▸ **Dataset rows for apps and sites**:
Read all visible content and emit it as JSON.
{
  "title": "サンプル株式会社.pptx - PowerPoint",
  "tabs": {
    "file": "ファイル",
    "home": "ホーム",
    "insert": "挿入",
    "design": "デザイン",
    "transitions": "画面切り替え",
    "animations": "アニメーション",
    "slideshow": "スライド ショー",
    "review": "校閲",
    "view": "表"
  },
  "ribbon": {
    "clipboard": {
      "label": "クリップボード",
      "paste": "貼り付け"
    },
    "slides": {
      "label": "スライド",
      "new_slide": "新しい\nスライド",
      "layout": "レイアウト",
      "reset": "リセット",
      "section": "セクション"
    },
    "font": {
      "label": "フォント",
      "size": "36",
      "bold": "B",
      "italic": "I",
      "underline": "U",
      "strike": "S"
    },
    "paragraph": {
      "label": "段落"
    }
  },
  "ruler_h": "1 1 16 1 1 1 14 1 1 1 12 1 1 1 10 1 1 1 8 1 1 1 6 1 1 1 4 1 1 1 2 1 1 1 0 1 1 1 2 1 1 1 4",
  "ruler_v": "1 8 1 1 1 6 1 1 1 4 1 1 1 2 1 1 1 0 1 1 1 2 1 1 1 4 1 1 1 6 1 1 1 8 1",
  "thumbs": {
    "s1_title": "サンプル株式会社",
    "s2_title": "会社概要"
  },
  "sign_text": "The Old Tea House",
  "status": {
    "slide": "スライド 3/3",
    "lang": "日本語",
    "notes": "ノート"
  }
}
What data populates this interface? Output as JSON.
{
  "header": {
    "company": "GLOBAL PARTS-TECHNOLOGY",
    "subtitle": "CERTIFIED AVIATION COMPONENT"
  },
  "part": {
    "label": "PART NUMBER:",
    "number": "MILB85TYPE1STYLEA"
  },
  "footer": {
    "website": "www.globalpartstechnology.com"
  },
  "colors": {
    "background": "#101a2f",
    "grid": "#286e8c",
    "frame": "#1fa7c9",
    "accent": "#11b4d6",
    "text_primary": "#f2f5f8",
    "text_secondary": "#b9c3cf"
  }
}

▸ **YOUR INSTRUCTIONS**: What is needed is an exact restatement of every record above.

▸ **ANSWER**:
Read all visible content and emit it as JSON.
{
  "title": "サンプル株式会社.pptx - PowerPoint",
  "tabs": {
    "file": "ファイル",
    "home": "ホーム",
    "insert": "挿入",
    "design": "デザイン",
    "transitions": "画面切り替え",
    "animations": "アニメーション",
    "slideshow": "スライド ショー",
    "review": "校閲",
    "view": "表"
  },
  "ribbon": {
    "clipboard": {
      "label": "クリップボード",
      "paste": "貼り付け"
    },
    "slides": {
      "label": "スライド",
      "new_slide": "新しい\nスライド",
      "layout": "レイアウト",
      "reset": "リセット",
      "section": "セクション"
    },
    "font": {
      "label": "フォント",
      "size": "36",
      "bold": "B",
      "italic": "I",
      "underline": "U",
      "strike": "S"
    },
    "paragraph": {
      "label": "段落"
    }
  },
  "ruler_h": "1 1 16 1 1 1 14 1 1 1 12 1 1 1 10 1 1 1 8 1 1 1 6 1 1 1 4 1 1 1 2 1 1 1 0 1 1 1 2 1 1 1 4",
  "ruler_v": "1 8 1 1 1 6 1 1 1 4 1 1 1 2 1 1 1 0 1 1 1 2 1 1 1 4 1 1 1 6 1 1 1 8 1",
  "thumbs": {
    "s1_title": "サンプル株式会社",
    "s2_title": "会社概要"
  },
  "sign_text": "The Old Tea House",
  "status": {
    "slide": "スライド 3/3",
    "lang": "日本語",
    "notes": "ノート"
  }
}
What data populates this interface? Output as JSON.
{
  "header": {
    "company": "GLOBAL PARTS-TECHNOLOGY",
    "subtitle": "CERTIFIED AVIATION COMPONENT"
  },
  "part": {
    "label": "PART NUMBER:",
    "number": "MILB85TYPE1STYLEA"
  },
  "footer": {
    "website": "www.globalpartstechnology.com"
  },
  "colors": {
    "background": "#101a2f",
    "grid": "#286e8c",
    "frame": "#1fa7c9",
    "accent": "#11b4d6",
    "text_primary": "#f2f5f8",
    "text_secondary": "#b9c3cf"
  }
}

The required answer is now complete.